preferably in African bush, handling lions, elephants, hippos, rhinos, etc.
Thus far they
have had replies from a zoologist and a man who "has experience with large
Marquette lost to
Southern Illinois in the NIT finals, but they wore the winningest uniforms in
the tournament—blue with three gold horizontal stripes, including one which
took up the top half of the pants. The uniforms were designed by Mike Micheli
of Milwaukee, who calls his firm Motivational Design, for "design which
moves an audience."
last year's Wisconsin high school basketball tournament, Micheli was unmoved.
The sport was fast, but the uniforms didn't seem consonant with the tempo, and
it was hard to distinguish one team from the other.
from football, surfing and racing-car styles, Micheli came up with uniforms
"which match the pace of the game." He even filmed them and was
gratified to see "broad bands of color moving with the game."
"Small up-and-down-the-side stripes are effeminate. Stripes should be bold
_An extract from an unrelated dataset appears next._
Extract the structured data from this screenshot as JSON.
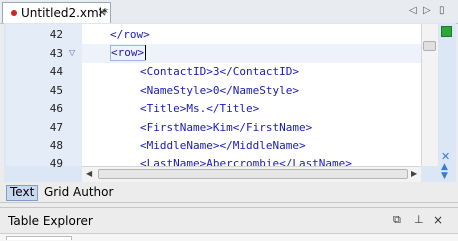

and horizontal to reflect power basketball—the game today."